A 510(k) is a premarket submission made to FDA to demonstrate that the device to be marketed is at least as safe and effective, that is, substantially equivalent, to a legally marketed device (21 CFR 807.92(a)(3)) that is not subject to PMA.
The FD&C Act and the 510(k) regulation (21 CFR 807) do not specify who must submit a 510(k). Instead, they specify which actions, such as introducing a device to the U.S. market, require a 510(k) submission.You will learn about Substantial Equivalence to support a 510(k) submission.
The first guidance document we will cover clarifies key terms and provides insight as to how a risk assessment can help medical device manufacturers to evaluate whether a new 510(k) is required. Examples of device changes and recommendations for documenting a company's decisions are provided.
FDA provides a series of flowcharts and questions that can serve to guide medical device manufacturers to come to a conclusion as to whether a new 501(k) is necessary. The flowcharts address changes to:
The second FDA guidance addresses proposed changes to software used in conjunction with a medical device. The draft includes modifications made to correct software defects, provide patches or updates to code, and provide enhancements or modifications to functionality. Software manufacturers must determine whether any change or modification could potentially and significantly affect the safety or effectiveness of a device.
The first step recommended by FDA is to conduct a risk assessment of the change, including all potential new risks along with known risks for the device. Again, the FDA provides a flowchart to guide software manufacturers through the process of determining whether a 510(k) must be prepared. FDA also provides examples of changes to software, along with an analysis as to why a new 510(k) would or would not be needed.
Anyone who is involved in software and device design, modification, manufacturing, quality testing and distribution should be aware of these changes and the impact on decision-making as to whether or not to prepare a new 510(k). The FDA provides flowcharts that guide the reader to the best decision, but some judgment is also required.
The critical decision is whether a proposed change to a legally marketed medical device subject to premarket notification requirements is significant enough to require FDA review.
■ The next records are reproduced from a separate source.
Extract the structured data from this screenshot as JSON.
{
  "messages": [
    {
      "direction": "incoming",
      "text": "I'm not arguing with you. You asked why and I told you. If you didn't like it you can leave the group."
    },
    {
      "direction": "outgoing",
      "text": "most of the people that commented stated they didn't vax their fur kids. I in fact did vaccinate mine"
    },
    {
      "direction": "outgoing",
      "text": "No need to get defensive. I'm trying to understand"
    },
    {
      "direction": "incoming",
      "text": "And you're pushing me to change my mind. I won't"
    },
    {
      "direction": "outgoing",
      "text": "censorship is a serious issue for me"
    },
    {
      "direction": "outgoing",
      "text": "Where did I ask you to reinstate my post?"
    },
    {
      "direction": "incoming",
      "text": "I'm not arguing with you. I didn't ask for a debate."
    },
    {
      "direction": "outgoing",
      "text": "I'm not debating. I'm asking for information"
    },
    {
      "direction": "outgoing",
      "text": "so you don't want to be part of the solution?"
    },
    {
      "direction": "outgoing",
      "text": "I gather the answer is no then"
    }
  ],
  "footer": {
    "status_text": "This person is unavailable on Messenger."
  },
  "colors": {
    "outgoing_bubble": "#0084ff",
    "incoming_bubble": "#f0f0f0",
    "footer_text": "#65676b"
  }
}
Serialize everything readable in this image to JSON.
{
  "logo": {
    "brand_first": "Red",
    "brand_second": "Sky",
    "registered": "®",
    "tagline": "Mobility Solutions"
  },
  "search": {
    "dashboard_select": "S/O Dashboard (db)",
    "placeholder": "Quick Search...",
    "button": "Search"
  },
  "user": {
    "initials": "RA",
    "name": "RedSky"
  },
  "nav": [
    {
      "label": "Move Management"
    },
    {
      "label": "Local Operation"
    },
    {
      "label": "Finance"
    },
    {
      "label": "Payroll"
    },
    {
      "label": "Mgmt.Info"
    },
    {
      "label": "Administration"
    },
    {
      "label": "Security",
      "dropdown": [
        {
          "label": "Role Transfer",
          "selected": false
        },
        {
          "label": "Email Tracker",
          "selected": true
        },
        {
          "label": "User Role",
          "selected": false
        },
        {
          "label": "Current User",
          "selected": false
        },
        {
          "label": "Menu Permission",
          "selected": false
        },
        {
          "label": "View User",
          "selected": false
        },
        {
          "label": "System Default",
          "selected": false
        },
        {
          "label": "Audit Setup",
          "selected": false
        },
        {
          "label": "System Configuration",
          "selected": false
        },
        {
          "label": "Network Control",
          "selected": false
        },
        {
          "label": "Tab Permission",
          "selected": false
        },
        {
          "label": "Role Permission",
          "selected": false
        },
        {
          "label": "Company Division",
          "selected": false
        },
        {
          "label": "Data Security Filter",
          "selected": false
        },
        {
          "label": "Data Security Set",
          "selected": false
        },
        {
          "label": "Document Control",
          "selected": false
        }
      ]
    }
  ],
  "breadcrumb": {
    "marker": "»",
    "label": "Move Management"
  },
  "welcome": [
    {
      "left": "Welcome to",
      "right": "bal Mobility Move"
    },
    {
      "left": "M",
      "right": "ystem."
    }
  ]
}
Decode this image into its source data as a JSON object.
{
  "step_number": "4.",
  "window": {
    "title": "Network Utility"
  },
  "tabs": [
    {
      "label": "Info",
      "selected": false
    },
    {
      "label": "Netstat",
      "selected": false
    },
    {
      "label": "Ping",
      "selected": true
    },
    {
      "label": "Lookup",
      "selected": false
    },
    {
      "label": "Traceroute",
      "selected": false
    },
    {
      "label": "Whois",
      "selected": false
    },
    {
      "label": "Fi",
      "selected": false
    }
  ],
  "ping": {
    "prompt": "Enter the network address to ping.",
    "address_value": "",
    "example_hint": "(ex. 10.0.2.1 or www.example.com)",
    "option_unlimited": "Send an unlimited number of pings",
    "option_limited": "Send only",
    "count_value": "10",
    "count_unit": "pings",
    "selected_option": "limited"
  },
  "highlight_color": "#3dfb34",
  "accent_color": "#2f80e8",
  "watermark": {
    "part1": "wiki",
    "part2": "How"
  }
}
This includes any major change or modification to the intended use of the device that could have an impact on patient safety and effectiveness.
After attending this webinar, you will be able to better navigate the processes required to determine how to manage software and device changes in an FDA-compliant manner.